Alone For Christmas(5)By: Ashley John
Noah tossed back the rest of his drink and dumped his glass. He thought about going over to Amy, but he didn’t want to be the reason she had to wait another year to kiss Steve Banks under the mistletoe. He checked his watch, and it was only passing nine in the evening, which meant there were three hours left of a free bar to take advantage of. Deciding Christmas parties were for getting drunk and doing stupid things, he headed back to the bar and hoisted himself up on a stool.
As he drank his third glass of free wine, the party busied around him, and the noise levels rose above the music as the drinks flowed. More than once, he heard people talking about Chip Harington, but he decided to tune it out.
The empty stool next to him was suddenly occupied and he was surprised to see Clark from Finance.
“Good party, right?” asked Clark as he waited to catch the bartender’s attention. “Is it like this every year?”
“Chip always puts a lot of effort into the Christmas party,” said Noah, noticing the slight slur in his voice. “He takes care of his staff.”
“Shame he’s not here,” said Clark, who seemed to lean in closer to Noah. “Can I buy you a drink?”
“It’s a free bar.”
“Can I get you a free drink, then?” he chuckled softly.
Noah drained the last of his third free wine, totalling five glasses altogether. He looked over to Amy, who to his shock, was successfully making out with Steve Banks, and all without the aid of well-placed mistletoe. Knowing that he had lost his best friend for the evening, he accepted Clark’s offer of a drink.
As Clark ordered two glasses of wine, Noah stared at the accountant’s face. Clark was cute, in a geeky sort of way, but he wasn’t Chip Harington. Noah wondered if he could look past that for the sake of a fumble at the Christmas party. He wondered if Beth’s gossip about Clark having a crush on him were true. He could almost hear Amy telling him to go for it.
Clark handed Noah a glass of wine, which quickly found its way to his lips.

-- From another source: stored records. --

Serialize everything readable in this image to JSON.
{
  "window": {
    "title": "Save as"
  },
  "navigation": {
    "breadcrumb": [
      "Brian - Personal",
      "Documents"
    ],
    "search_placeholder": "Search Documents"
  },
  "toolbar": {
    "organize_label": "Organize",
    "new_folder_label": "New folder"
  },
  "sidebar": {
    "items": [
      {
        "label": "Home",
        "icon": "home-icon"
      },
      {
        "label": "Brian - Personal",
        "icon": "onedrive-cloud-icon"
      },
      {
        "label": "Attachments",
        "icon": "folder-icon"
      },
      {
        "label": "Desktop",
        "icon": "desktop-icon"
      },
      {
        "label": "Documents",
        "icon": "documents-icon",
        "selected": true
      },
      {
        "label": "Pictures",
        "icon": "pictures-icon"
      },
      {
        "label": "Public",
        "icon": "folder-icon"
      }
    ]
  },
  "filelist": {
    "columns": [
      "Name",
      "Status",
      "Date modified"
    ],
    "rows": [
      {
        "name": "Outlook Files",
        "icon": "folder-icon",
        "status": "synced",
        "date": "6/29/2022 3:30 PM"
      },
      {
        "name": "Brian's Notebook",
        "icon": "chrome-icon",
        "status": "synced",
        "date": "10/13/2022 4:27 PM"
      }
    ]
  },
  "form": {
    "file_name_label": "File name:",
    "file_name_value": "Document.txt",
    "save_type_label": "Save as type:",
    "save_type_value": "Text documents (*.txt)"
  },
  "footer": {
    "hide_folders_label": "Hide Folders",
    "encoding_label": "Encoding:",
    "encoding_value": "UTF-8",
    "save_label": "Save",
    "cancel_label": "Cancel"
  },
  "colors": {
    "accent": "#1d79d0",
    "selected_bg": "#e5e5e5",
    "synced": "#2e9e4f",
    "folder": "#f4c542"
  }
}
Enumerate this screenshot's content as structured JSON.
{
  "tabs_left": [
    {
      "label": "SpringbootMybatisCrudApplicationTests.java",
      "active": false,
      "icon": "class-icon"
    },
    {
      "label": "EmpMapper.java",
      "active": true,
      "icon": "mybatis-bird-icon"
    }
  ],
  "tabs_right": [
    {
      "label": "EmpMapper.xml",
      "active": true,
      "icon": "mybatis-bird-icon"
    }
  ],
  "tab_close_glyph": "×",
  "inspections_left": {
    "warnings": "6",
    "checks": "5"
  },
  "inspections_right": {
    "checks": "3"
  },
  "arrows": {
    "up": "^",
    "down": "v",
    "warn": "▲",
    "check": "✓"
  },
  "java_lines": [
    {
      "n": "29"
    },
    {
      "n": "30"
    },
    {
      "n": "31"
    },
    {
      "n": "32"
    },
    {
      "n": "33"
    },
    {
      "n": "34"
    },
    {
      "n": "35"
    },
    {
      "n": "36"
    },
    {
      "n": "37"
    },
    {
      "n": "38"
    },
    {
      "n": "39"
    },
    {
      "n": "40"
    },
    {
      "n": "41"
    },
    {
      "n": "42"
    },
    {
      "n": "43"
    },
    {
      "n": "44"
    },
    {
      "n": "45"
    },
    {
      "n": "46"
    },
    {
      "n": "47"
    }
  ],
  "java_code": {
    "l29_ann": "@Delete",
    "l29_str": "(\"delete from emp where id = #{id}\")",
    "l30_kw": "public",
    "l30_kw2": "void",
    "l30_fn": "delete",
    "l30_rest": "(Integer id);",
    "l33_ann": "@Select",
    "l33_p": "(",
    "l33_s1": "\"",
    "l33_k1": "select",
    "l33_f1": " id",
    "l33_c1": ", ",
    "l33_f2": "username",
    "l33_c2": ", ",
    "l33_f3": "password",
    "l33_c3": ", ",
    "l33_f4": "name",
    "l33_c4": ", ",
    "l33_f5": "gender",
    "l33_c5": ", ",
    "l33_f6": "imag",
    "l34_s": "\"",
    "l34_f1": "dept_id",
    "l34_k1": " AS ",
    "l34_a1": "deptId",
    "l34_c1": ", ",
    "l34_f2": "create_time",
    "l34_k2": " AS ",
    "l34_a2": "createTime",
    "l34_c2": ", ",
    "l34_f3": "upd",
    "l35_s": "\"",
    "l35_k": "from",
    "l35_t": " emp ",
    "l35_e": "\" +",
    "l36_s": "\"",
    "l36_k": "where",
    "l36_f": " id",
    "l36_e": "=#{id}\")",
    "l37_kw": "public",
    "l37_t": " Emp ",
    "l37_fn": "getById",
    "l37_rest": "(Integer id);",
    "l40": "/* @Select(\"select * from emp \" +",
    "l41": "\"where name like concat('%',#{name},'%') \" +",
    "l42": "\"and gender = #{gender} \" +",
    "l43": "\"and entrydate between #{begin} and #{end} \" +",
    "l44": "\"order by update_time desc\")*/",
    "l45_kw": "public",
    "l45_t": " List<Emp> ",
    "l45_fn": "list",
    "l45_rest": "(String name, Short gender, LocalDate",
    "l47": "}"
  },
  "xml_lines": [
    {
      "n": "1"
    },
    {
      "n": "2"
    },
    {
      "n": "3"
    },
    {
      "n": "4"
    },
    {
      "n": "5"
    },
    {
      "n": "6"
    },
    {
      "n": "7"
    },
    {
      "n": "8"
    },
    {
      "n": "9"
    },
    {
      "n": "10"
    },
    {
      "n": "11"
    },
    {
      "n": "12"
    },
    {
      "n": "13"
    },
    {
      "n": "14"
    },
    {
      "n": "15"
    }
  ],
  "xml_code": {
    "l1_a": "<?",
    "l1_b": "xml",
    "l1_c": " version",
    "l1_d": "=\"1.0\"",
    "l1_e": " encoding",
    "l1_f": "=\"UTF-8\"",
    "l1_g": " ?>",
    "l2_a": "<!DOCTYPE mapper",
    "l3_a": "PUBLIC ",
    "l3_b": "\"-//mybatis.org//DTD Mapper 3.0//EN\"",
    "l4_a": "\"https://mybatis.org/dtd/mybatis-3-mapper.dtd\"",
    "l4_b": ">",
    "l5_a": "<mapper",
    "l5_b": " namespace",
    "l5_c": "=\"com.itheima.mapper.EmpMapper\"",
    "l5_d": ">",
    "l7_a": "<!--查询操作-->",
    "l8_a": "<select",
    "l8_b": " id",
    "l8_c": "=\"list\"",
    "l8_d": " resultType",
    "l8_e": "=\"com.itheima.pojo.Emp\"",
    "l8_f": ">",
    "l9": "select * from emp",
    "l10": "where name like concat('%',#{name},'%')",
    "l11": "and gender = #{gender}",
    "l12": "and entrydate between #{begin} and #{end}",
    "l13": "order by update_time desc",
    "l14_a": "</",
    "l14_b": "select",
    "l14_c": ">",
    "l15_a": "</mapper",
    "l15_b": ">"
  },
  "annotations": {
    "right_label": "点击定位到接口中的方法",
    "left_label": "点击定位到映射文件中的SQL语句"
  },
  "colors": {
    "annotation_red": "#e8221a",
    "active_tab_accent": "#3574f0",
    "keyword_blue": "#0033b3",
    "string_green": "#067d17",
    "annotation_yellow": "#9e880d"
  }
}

“So, you’re in Legal?” Clark asked as he sipped what seemed to be his first drink of the evening.
“Contracts, small print,” he said with a nod, “that sort of thing. It’s super boring, but it pays the bills.”
“I’m an accountant. Boring is my middle name.”
They both shared a laugh, and for a moment, the thought of taking Clark back to his flat didn’t seem so farfetched. He knew Clark might not want to, but even Noah could pick up on the subtle leaning and lingering eye contact. He didn’t know if it was the wine, or the knowledge that the one man he found attractive didn’t share the feeling, but he didn’t mind the attention as much as he usually would have.
When he was about to finish the last of his wine and he had finally plucked up the courage to ask Clark back to his flat, an eerie silence shuddered through the party. Clark looked up from his drink, and the easy smile on his lips suddenly vanished as he adjusted his glasses in the direction of the door.
“Fuck me,” Clark whispered. “He actually came.”
Knowing exactly who Clark was talking about, Noah spun around on his chair so fast, he tumbled backwards, with nothing to grab hold of.
Wine mixed with a sharp pain in the back of Noah’s head when he opened his eyes. He looked up into the crowd of faces as they blurred and divided. Blinking hard, he tried to steady his thoughts as two sets of arms grabbed him on both sides, pulling him up to his feet.
Suddenly feeling incredibly sober, Noah attempted to shake away the embarrassment that was rushing through his body as he realised that all eyes were on him. Amy pushed her way through the crowd and grabbed his shoulders.
“Are you okay?” she cried over the music.
“I’m fine.” Noah shrugged off all of the hands holding onto him and touched the back of his head, which seemed unaffected after colliding with the slate tiles. “I’m an idiot.”
“A clumsy idiot,” said Amy as she lifted his face up to the light. “How many fingers am I holding up?”
“Leave off, Amy,” he said, batting her fingers away. “I’m fine everyone, honestly.”
He saw a mixture of amusement and concern in the eyes of his co-workers as they turned away from him, most likely grateful for the new topic of conversation.